_TASK TO COMPLETE_:
Extract the entries in their exact form.

········

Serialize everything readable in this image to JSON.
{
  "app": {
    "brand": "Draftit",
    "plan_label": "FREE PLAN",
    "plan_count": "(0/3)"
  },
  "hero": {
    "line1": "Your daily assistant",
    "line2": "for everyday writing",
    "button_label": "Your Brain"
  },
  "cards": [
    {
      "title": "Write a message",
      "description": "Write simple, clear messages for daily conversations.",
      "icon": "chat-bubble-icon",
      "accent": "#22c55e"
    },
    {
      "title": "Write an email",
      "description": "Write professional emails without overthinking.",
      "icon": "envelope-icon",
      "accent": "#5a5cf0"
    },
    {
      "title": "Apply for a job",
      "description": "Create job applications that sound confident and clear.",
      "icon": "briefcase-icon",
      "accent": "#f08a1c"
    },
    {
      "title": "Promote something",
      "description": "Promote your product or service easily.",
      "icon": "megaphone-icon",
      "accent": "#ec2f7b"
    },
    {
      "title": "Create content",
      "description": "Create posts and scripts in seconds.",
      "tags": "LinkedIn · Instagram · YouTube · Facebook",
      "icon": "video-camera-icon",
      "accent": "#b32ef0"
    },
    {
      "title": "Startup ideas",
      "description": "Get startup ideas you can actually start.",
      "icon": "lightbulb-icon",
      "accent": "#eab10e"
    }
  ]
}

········

_YOUR RESPONSE_:
Serialize everything readable in this image to JSON.
{
  "app": {
    "brand": "Draftit",
    "plan_label": "FREE PLAN",
    "plan_count": "(0/3)"
  },
  "hero": {
    "line1": "Your daily assistant",
    "line2": "for everyday writing",
    "button_label": "Your Brain"
  },
  "cards": [
    {
      "title": "Write a message",
      "description": "Write simple, clear messages for daily conversations.",
      "icon": "chat-bubble-icon",
      "accent": "#22c55e"
    },
    {
      "title": "Write an email",
      "description": "Write professional emails without overthinking.",
      "icon": "envelope-icon",
      "accent": "#5a5cf0"
    },
    {
      "title": "Apply for a job",
      "description": "Create job applications that sound confident and clear.",
      "icon": "briefcase-icon",
      "accent": "#f08a1c"
    },
    {
      "title": "Promote something",
      "description": "Promote your product or service easily.",
      "icon": "megaphone-icon",
      "accent": "#ec2f7b"
    },
    {
      "title": "Create content",
      "description": "Create posts and scripts in seconds.",
      "tags": "LinkedIn · Instagram · YouTube · Facebook",
      "icon": "video-camera-icon",
      "accent": "#b32ef0"
    },
    {
      "title": "Startup ideas",
      "description": "Get startup ideas you can actually start.",
      "icon": "lightbulb-icon",
      "accent": "#eab10e"
    }
  ]
}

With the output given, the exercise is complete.